  2. In persons with chronic aphasia, what is the influence of communication partner training on measures of language impairment, communication activity/participation, psychosocial adjustment/identity, and quality of life and what intervention outcomes are maintained?
  3. For communication partners of people with aphasia, what is the influence of communication partner training on measures of the communication partner’s communication skills/activity/ participation, psychosocial adjustment/identity, and quality of life and what intervention outcomes are maintained?  

Population:
Adults with aphasia secondary to any etiology and their communication partners.

Intervention/Assessment:
Any intervention directed at training people other than the person with aphasia (e.g., conversational coaching, supported conversation) with the intent of improving the communication of the individual with aphasia.

Number of Studies Included:
31

Years Included:
1975 to April 2008

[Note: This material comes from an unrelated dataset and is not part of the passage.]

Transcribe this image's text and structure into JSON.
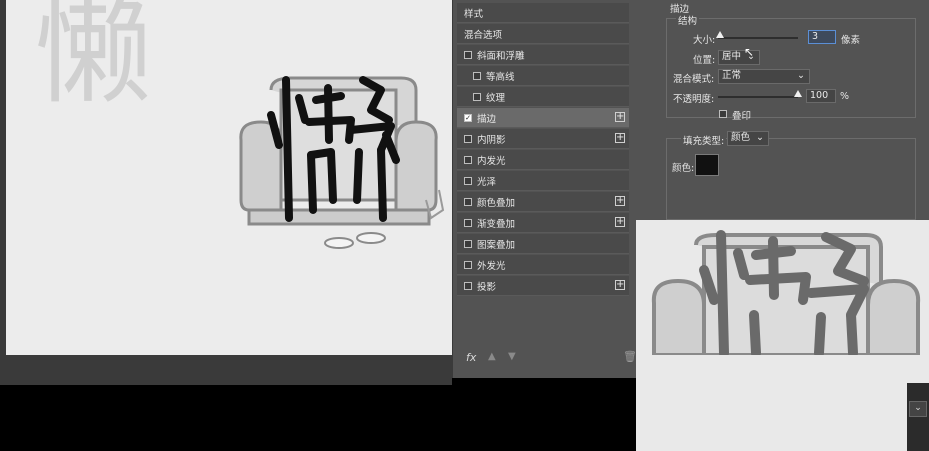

Conclusions:
Aphasia
  • Treatment
    • Language
      • Conversation Partners Training Approaches
        • In general, the results of the review suggest that conversation partner training is probably effective for improving communication activities/participation for individuals with chronic aphasia.
        • Findings of the review indicated that training effects were maintained over time. However, there was insufficient evidence to support the use of conversation partner training to improve language outcomes in individuals with acute aphasia.

Sponsoring Body:
American Congress of Rehabilitation Medicine; National Institute on Disability and Rehabilitation Research

Keywords: Aphasia, Stroke